-------- Dataset extract

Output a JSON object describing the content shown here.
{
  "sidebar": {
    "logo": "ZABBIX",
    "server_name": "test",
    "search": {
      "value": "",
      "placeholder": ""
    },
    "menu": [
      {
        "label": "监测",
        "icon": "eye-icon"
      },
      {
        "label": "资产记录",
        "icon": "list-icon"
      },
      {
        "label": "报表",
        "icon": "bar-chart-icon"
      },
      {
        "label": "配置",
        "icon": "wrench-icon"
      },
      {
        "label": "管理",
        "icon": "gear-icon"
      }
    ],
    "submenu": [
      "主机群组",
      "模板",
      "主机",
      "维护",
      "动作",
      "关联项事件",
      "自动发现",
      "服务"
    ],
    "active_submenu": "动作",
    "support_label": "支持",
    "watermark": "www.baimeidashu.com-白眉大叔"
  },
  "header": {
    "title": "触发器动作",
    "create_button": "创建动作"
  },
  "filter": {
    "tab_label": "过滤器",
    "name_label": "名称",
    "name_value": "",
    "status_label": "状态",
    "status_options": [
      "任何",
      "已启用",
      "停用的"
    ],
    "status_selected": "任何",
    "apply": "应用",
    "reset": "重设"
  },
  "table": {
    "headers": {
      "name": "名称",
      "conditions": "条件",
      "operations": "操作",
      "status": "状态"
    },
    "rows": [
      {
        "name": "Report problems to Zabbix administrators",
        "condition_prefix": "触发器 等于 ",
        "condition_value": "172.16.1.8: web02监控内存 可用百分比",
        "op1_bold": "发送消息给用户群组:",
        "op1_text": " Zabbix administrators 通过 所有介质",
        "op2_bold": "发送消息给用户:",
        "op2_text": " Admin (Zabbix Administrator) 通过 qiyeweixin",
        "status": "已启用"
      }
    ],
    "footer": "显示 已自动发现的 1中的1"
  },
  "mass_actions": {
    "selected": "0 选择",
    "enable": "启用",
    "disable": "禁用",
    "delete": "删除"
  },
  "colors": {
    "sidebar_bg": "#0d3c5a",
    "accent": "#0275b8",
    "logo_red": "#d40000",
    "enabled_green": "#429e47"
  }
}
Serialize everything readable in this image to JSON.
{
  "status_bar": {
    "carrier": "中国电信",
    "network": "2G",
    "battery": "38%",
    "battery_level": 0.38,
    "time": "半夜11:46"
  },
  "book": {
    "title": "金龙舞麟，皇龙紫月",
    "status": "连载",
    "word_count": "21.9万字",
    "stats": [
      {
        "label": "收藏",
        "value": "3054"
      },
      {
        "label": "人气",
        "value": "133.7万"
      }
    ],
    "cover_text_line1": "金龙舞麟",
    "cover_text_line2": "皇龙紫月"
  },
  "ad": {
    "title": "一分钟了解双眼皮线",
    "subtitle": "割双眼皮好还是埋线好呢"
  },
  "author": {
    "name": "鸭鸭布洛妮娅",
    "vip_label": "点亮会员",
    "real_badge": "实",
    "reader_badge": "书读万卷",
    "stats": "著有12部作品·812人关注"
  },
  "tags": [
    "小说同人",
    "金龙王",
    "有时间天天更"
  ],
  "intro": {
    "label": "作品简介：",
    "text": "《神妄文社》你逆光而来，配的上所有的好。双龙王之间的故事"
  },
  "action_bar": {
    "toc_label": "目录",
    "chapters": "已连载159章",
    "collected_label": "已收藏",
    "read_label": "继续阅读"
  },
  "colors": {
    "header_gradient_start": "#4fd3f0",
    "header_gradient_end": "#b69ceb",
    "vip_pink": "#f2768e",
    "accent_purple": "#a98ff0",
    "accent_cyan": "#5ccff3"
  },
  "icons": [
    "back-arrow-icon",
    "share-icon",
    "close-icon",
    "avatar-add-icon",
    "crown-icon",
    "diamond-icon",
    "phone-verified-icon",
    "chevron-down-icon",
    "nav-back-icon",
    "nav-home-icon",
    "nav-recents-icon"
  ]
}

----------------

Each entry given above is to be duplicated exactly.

Output a JSON object describing the content shown here.
{
  "sidebar": {
    "logo": "ZABBIX",
    "server_name": "test",
    "search": {
      "value": "",
      "placeholder": ""
    },
    "menu": [
      {
        "label": "监测",
        "icon": "eye-icon"
      },
      {
        "label": "资产记录",
        "icon": "list-icon"
      },
      {
        "label": "报表",
        "icon": "bar-chart-icon"
      },
      {
        "label": "配置",
        "icon": "wrench-icon"
      },
      {
        "label": "管理",
        "icon": "gear-icon"
      }
    ],
    "submenu": [
      "主机群组",
      "模板",
      "主机",
      "维护",
      "动作",
      "关联项事件",
      "自动发现",
      "服务"
    ],
    "active_submenu": "动作",
    "support_label": "支持",
    "watermark": "www.baimeidashu.com-白眉大叔"
  },
  "header": {
    "title": "触发器动作",
    "create_button": "创建动作"
  },
  "filter": {
    "tab_label": "过滤器",
    "name_label": "名称",
    "name_value": "",
    "status_label": "状态",
    "status_options": [
      "任何",
      "已启用",
      "停用的"
    ],
    "status_selected": "任何",
    "apply": "应用",
    "reset": "重设"
  },
  "table": {
    "headers": {
      "name": "名称",
      "conditions": "条件",
      "operations": "操作",
      "status": "状态"
    },
    "rows": [
      {
        "name": "Report problems to Zabbix administrators",
        "condition_prefix": "触发器 等于 ",
        "condition_value": "172.16.1.8: web02监控内存 可用百分比",
        "op1_bold": "发送消息给用户群组:",
        "op1_text": " Zabbix administrators 通过 所有介质",
        "op2_bold": "发送消息给用户:",
        "op2_text": " Admin (Zabbix Administrator) 通过 qiyeweixin",
        "status": "已启用"
      }
    ],
    "footer": "显示 已自动发现的 1中的1"
  },
  "mass_actions": {
    "selected": "0 选择",
    "enable": "启用",
    "disable": "禁用",
    "delete": "删除"
  },
  "colors": {
    "sidebar_bg": "#0d3c5a",
    "accent": "#0275b8",
    "logo_red": "#d40000",
    "enabled_green": "#429e47"
  }
}
Serialize everything readable in this image to JSON.
{
  "status_bar": {
    "carrier": "中国电信",
    "network": "2G",
    "battery": "38%",
    "battery_level": 0.38,
    "time": "半夜11:46"
  },
  "book": {
    "title": "金龙舞麟，皇龙紫月",
    "status": "连载",
    "word_count": "21.9万字",
    "stats": [
      {
        "label": "收藏",
        "value": "3054"
      },
      {
        "label": "人气",
        "value": "133.7万"
      }
    ],
    "cover_text_line1": "金龙舞麟",
    "cover_text_line2": "皇龙紫月"
  },
  "ad": {
    "title": "一分钟了解双眼皮线",
    "subtitle": "割双眼皮好还是埋线好呢"
  },
  "author": {
    "name": "鸭鸭布洛妮娅",
    "vip_label": "点亮会员",
    "real_badge": "实",
    "reader_badge": "书读万卷",
    "stats": "著有12部作品·812人关注"
  },
  "tags": [
    "小说同人",
    "金龙王",
    "有时间天天更"
  ],
  "intro": {
    "label": "作品简介：",
    "text": "《神妄文社》你逆光而来，配的上所有的好。双龙王之间的故事"
  },
  "action_bar": {
    "toc_label": "目录",
    "chapters": "已连载159章",
    "collected_label": "已收藏",
    "read_label": "继续阅读"
  },
  "colors": {
    "header_gradient_start": "#4fd3f0",
    "header_gradient_end": "#b69ceb",
    "vip_pink": "#f2768e",
    "accent_purple": "#a98ff0",
    "accent_cyan": "#5ccff3"
  },
  "icons": [
    "back-arrow-icon",
    "share-icon",
    "close-icon",
    "avatar-add-icon",
    "crown-icon",
    "diamond-icon",
    "phone-verified-icon",
    "chevron-down-icon",
    "nav-back-icon",
    "nav-home-icon",
    "nav-recents-icon"
  ]
}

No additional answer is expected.